* Work instructions *
Out of the data below, copy every line with the string "this".

==== Data shown

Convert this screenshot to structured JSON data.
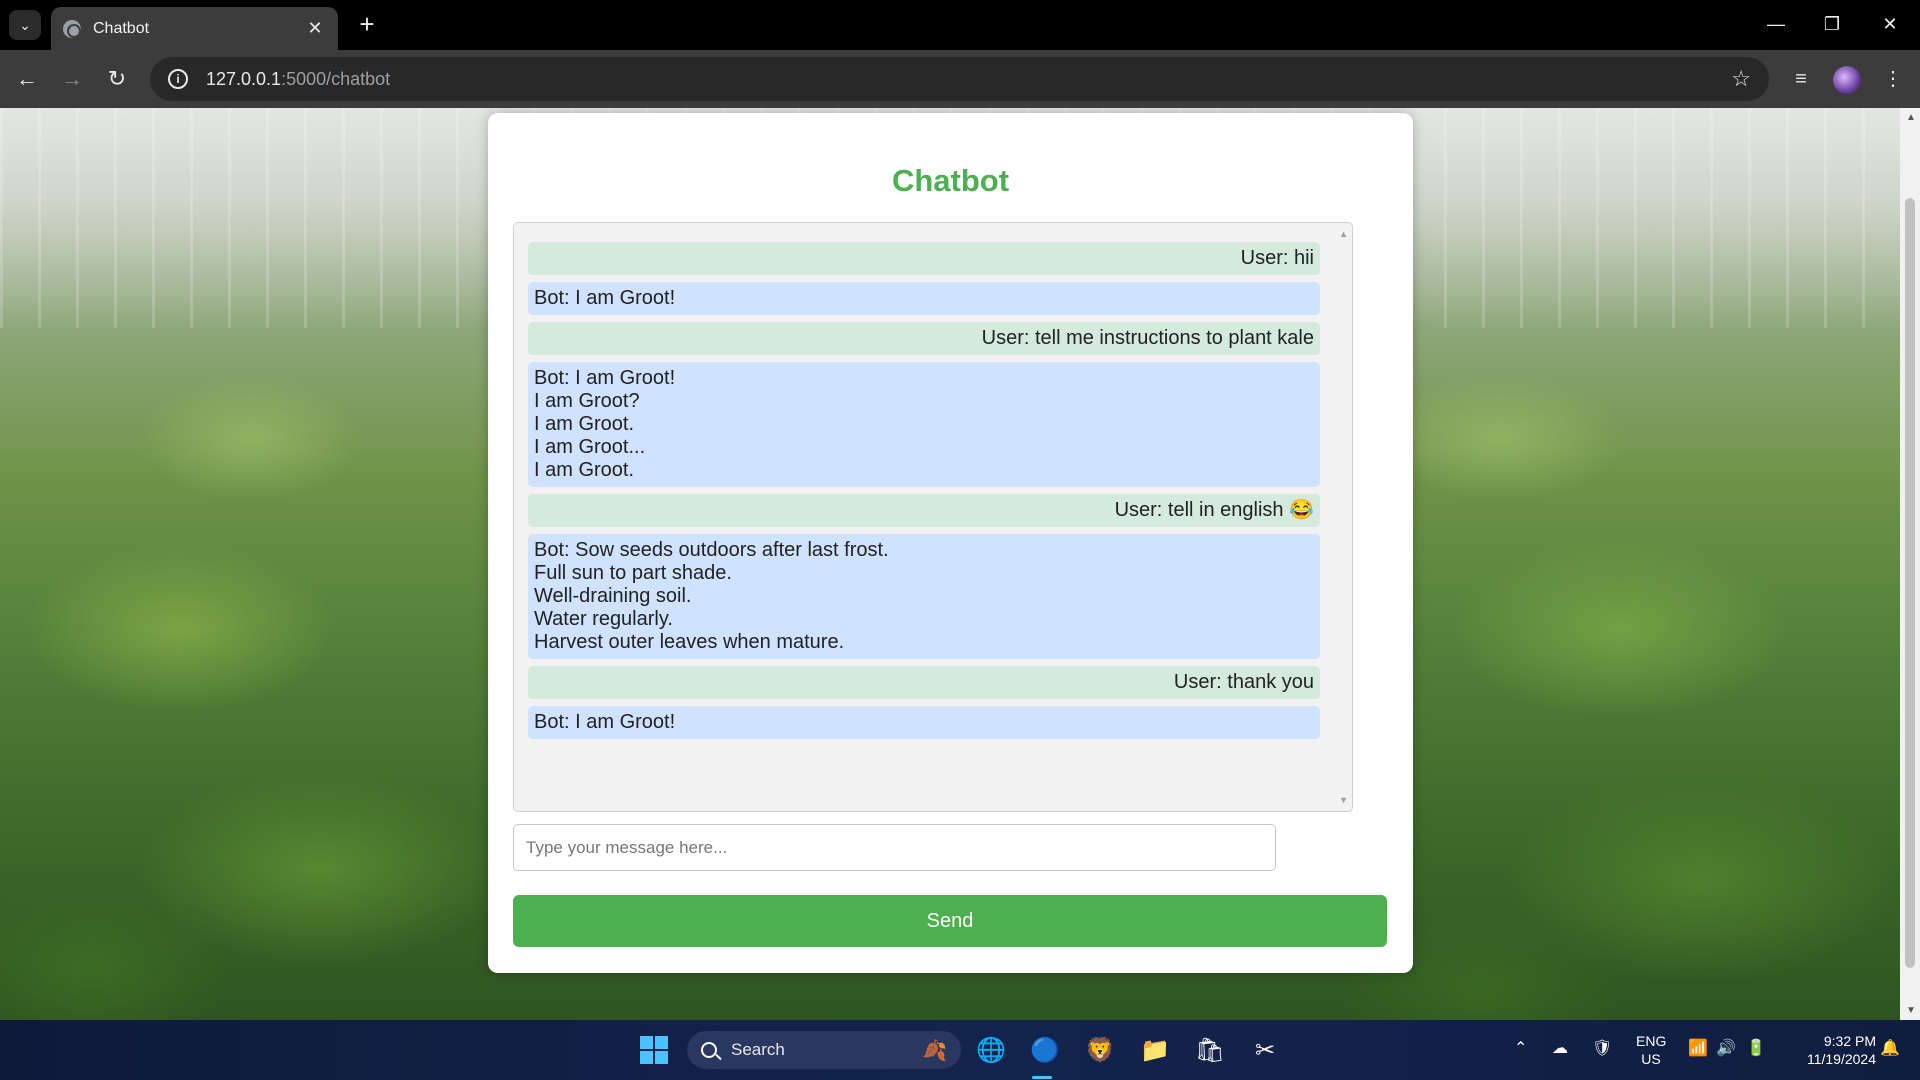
{
  "browser": {
    "tab_title": "Chatbot",
    "url_host": "127.0.0.1",
    "url_rest": ":5000/chatbot"
  },
  "page": {
    "title": "Chatbot",
    "messages": [
      {
        "role": "user",
        "text": "User: hii"
      },
      {
        "role": "bot",
        "text": "Bot: I am Groot!"
      },
      {
        "role": "user",
        "text": "User: tell me instructions to plant kale"
      },
      {
        "role": "bot",
        "text": "Bot: I am Groot!\nI am Groot?\nI am Groot.\nI am Groot...\nI am Groot."
      },
      {
        "role": "user",
        "text": "User: tell in english 😂"
      },
      {
        "role": "bot",
        "text": "Bot: Sow seeds outdoors after last frost.\nFull sun to part shade.\nWell-draining soil.\nWater regularly.\nHarvest outer leaves when mature."
      },
      {
        "role": "user",
        "text": "User: thank you"
      },
      {
        "role": "bot",
        "text": "Bot: I am Groot!"
      }
    ],
    "input_placeholder": "Type your message here...",
    "input_value": "",
    "send_label": "Send",
    "colors": {
      "accent": "#4caf50",
      "user_bubble": "#d4eadd",
      "bot_bubble": "#cfe2ff"
    }
  },
  "taskbar": {
    "search_label": "Search",
    "lang_top": "ENG",
    "lang_bottom": "US",
    "time": "9:32 PM",
    "date": "11/19/2024"
  }
}
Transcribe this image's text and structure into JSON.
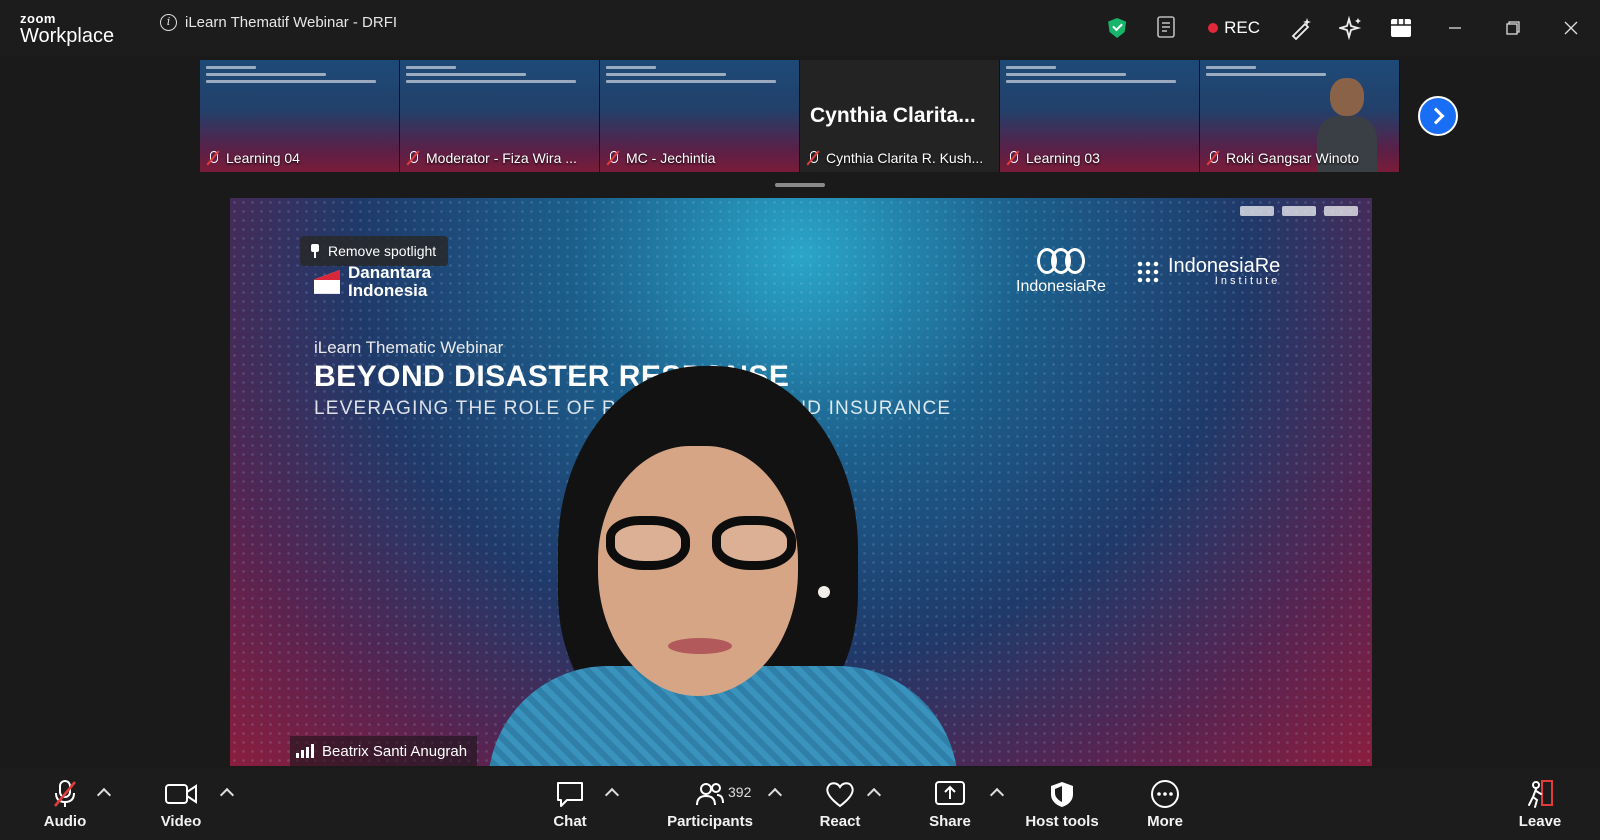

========

* Solution to the exercise *
Convert this screenshot to structured JSON data.
Transcribe this image's text and structure into JSON.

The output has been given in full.